“Well, Santa, are you ready for a busy night?”
Harry responds, “I have something for you.”
The smarmy bastard replies, “Oh, what is it? I have superlative taste.” (how outstanding is that?
Harry then stabs the yuppy in the eye with the gun of a toy soldier. It’s super grotesque and incredible. He sinks a hatchet into the other yuppie's head and then runs to his sleigh van to escape. The gore effects are cheesy but awesome. But, Jackson lets the camera linger on the leftover chaos. What could just be a really sweet, and super funny, moment suddenly turns very dark. I found myself laughing and then immediately getting quiet.
Harry comes across a Christmas party and stops to watch through the window.
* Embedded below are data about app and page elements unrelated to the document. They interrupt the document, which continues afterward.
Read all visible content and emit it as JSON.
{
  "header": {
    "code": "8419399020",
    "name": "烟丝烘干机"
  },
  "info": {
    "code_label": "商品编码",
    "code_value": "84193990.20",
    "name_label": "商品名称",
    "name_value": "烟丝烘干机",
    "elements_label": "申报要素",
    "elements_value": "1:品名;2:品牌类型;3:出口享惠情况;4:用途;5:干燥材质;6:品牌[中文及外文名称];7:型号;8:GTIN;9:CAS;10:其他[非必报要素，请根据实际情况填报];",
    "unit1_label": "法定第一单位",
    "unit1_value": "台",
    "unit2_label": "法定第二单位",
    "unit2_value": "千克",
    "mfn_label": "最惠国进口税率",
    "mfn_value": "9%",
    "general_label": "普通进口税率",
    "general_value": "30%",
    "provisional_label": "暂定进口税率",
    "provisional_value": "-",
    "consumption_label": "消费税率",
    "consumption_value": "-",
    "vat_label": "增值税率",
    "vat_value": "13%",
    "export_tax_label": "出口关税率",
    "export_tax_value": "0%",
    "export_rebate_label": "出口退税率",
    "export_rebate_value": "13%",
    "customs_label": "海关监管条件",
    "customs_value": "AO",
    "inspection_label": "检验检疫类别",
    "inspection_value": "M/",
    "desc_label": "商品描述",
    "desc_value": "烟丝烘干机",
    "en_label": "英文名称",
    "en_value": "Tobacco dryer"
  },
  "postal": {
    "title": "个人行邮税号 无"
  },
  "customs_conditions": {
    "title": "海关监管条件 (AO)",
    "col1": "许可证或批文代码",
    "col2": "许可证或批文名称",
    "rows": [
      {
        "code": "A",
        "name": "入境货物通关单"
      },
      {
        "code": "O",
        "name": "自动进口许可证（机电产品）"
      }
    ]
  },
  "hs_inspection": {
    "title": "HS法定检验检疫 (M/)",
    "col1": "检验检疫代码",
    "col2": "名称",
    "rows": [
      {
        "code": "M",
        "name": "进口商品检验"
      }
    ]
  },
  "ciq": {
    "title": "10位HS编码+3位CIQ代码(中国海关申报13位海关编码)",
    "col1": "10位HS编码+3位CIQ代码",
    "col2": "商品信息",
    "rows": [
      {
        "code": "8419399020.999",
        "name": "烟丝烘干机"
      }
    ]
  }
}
Harry’s sad eyes linger on the happy group, and then two men inside notice Harry and bring him inside. Awkwardly, Harry enters the group, but is soon caught up in the excitement and after much merriment, Harry delivers an amazing monologue to the children at the party:
"And, I'll bring you something... horrible."
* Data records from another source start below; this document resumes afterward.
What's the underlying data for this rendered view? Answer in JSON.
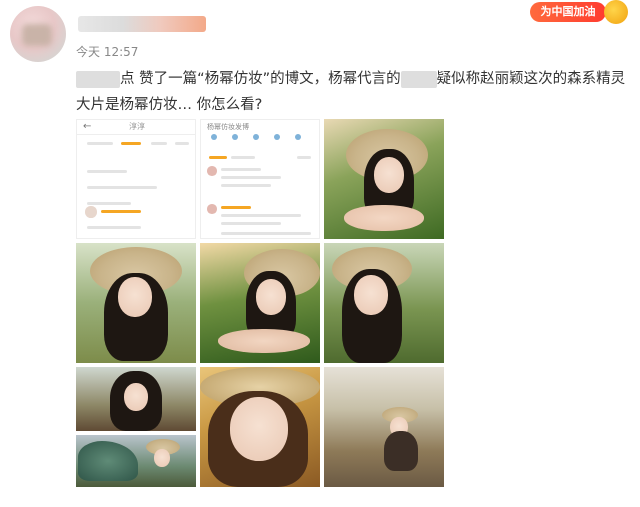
{
  "post": {
    "time": "今天 12:57",
    "badge_text": "为中国加油",
    "text_part1": "点 赞了一篇“杨幂仿妆”的博文，杨幂代言的",
    "text_part2": "疑似称赵丽颖这次的森系精灵大片是杨幂仿妆… 你怎么看?"
  },
  "screenshot": {
    "header": "淳淳",
    "title2": "杨幂仿妆发博"
  },
  "colors": {
    "accent": "#f5a623",
    "badge": "#ff3b2f"
  }
}
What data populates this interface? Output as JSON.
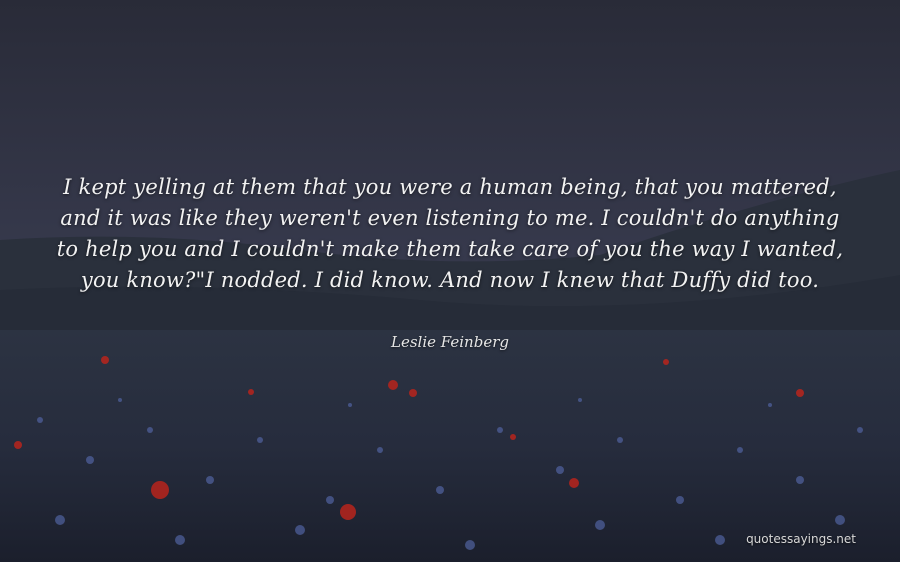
{
  "quote": {
    "lines": [
      "I kept yelling at them that you were a human being, that you mattered,",
      "and it was like they weren't even listening to me. I couldn't do anything",
      "to help you and I couldn't make them take care of you the way I wanted,",
      "you know?\"I nodded. I did know. And now I knew that Duffy did too."
    ],
    "author": "Leslie Feinberg"
  },
  "watermark": "quotessayings.net",
  "colors": {
    "text": "#f2f2f2",
    "sky": "#34364a",
    "field": "#1c1f2e",
    "poppy": "#b8241c",
    "cornflower": "#5a6fb0"
  }
}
Harry is chased by mobs of people searching for the killer Santa Claus. From there, Harry gets stuck in a chimney, has his revenge on his co-worker, gets choked out by his brother, and then punches his brother in the face. With a great surprise ending, Jackson has provided us with what is fast becoming my favorite Christmas movie.
The Hype: You shouldn’t need to do much convincing to get people to watch this with you. But, if you do find there is some hesitation, you could just tell them, “It’s like A Miracle on 34th Street with Travis Bickle as Santa Claus.”
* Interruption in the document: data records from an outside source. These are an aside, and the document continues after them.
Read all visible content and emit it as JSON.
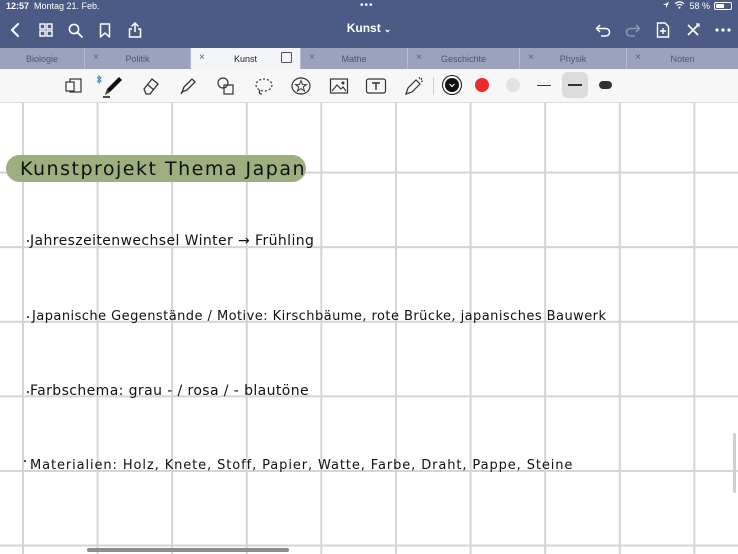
{
  "status": {
    "time": "12:57",
    "date": "Montag 21. Feb.",
    "battery": "58 %",
    "multitask_dots": "•••"
  },
  "document": {
    "title": "Kunst",
    "title_chevron": "⌄"
  },
  "tabs": [
    {
      "label": "Biologie",
      "active": false
    },
    {
      "label": "Politik",
      "active": false
    },
    {
      "label": "Kunst",
      "active": true
    },
    {
      "label": "Mathe",
      "active": false
    },
    {
      "label": "Geschichte",
      "active": false
    },
    {
      "label": "Physik",
      "active": false
    },
    {
      "label": "Noten",
      "active": false
    }
  ],
  "toolbar": {
    "colors": [
      "#111111",
      "#ee2a2a",
      "#e2e2e2"
    ],
    "selected_color": "#111111"
  },
  "notes": {
    "heading": "Kunstprojekt Thema Japan",
    "heading_highlight": "#9fae7f",
    "lines": [
      "Jahreszeitenwechsel  Winter → Frühling",
      "Japanische Gegenstände / Motive: Kirschbäume, rote Brücke, japanisches Bauwerk",
      "Farbschema: grau - / rosa / - blautöne",
      "Materialien: Holz, Knete, Stoff, Papier, Watte, Farbe, Draht, Pappe, Steine"
    ]
  }
}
- This is, unfortunately, Lewis Jackson’s only film
- Brandon Maggart is the father of Fiona Apple
- Jackson didn’t like the title Christmas Evil, he always wanted and now considers the film to be called You Better Watch Out. The studio forced the Christmas Evil title last minute. He also states, “I have decided the ‘Evil’ of said title refers not to the character of Harry but Corporate America and its commercialization of the best intentions of Christmas (and every other goddamn thing in American culture.)”
Set Yourself Up:
- Cozy together loved ones or do it alone.
- Bake a pan of Christmas cookies and pour yourself a big jar of milk or egg nog.
The Goods: Synapse Films did a fantastic Special Edition release in 2006. It has two audio commentaries (one with John Waters?), the never before seen Director’s cut, story-boards, and a nice note from Jackson. You also get a fun little comic from Rick Trembles Motion Picture Purgatory that basically gives a four panel run down of the film and, of course, the wonderful Synapse Films catalog.
Unfortunately, the cover choice of the DVD isn’t very good and continues the tradition of mis-marketing the film. But, you do get this quote on the front:
“The greatest Christmas movie ever made.” - Director John Waters (Hairspray, Pink Flamingos)